Support for the dopamine hypothesis comes from findings that PPI is disrupted by systemic administration of dopamine agonists and reinstated by dopamine receptor–blocking antipsychotic drugs. That is, treatment with apomorphine or other dopaminergic drugs interferes with the normal gating function. The ability of antipsychotics, including the atypical antipsychotic clozapine, to restore PPI in apomorphine-treated rats at doses that strongly correlate with clinical potency further validates this model (Figure 3). Manipulation of other neurotransmitters also produces deficits in PPI. In support of the hypoglutamatergic model of psychosis, NMDA receptor antagonism by PCP or ketamine disrupts PPI. The NMDA antagonism by PCP is of special interest because PCP-induced PPI deficits are not reversed by classical neuroleptics, but are reversed by clozapine and similar atypical antipsychotics. Such a distinction may be valuable in developing novel therapeutic compounds.

 

Figure 3 Antipsychotic drugs that are clinically effective at low doses also restore the prepulse inhibition at low doses. High-dose antipsychotics also require higher doses to restore the prepulse inhibition.

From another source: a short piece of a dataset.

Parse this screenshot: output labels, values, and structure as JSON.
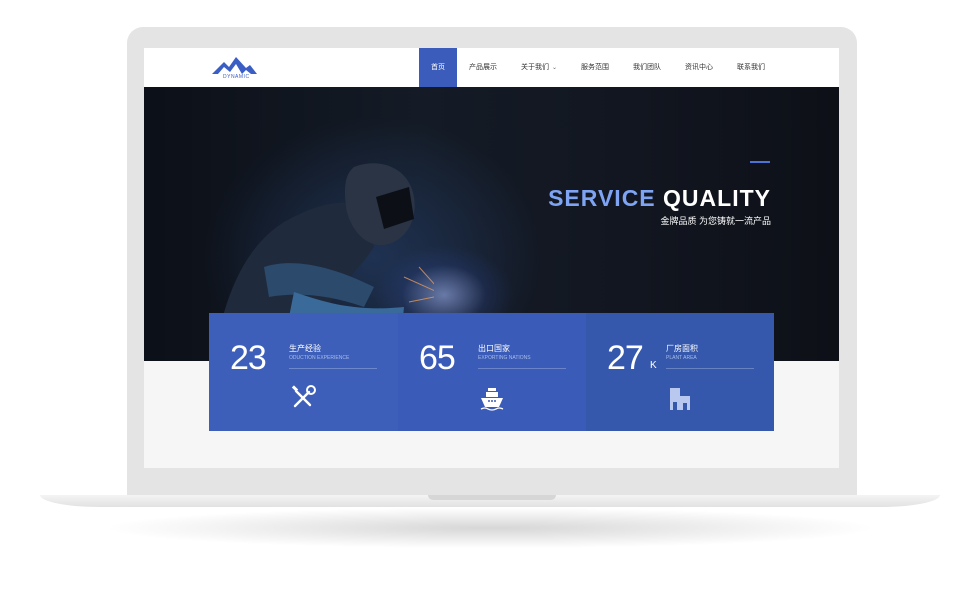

Since structural or functional abnormalities in schizophrenic patients have been reported at every level of the gating circuit as well as in glutamate and dopamine function, the PPI model may provide unique information on the pathology underlying schizophrenia. Chapter 19 described the interaction of factors that contribute to the occurrence of schizophrenia: genetic, anatomical, and environmental. The PPI model is especially appealing because it responds to each of these factors. First, genetically distinct rat strains differ significantly in the dopaminergic modulation of PPI. Also, rats that have been bred for apomorphine sensitivity or lack of sensitivity show parallel differences in PPI. Thus, if genes control susceptibility to apomorphine-induced gating disruption, such a model may provide information about genetic-mediated susceptibility to schizophrenia. Second, some evidence suggests that early brain lesioning may have an impact on apomorphine-induced disruption of PPI in an adult animal. Neonatal lesions of the hippocampus (see Web Box 19.4) and surgical manipulations of the cortical–striatal–pallidal–pontine circuit also interfere with PPI performance. Third, developmental influences such as isolation stress early in life significantly reduce PPI demonstrating impaired gating, and this effect is reversed by both typical and atypical antipsychotic drugs (Varty and Higgins, 1995). Such parallels make PPI modeling of schizophrenia a particularly appealing design and one that may provide a good deal of new information.

A more detailed description of these experiments and the PPI model can be found in Geyer and Ellenbroek (2003).

 

References

Geyer, M. A. and Ellenbroek, B. (2003). Animal behavior models of the mechanisms underlying antipsychotic atypicality. Prog. Neuropsychopharmacol. Biol. Psychiatry., 27, 1071–1079.

Varty, G. B. and Higgins, G. A. (1995). Examination of drug-induced and isolation-induced disruptions of prepulse inhibition as models to screen antipsychotic drugs. Psychopharmacology, 122, 15–26.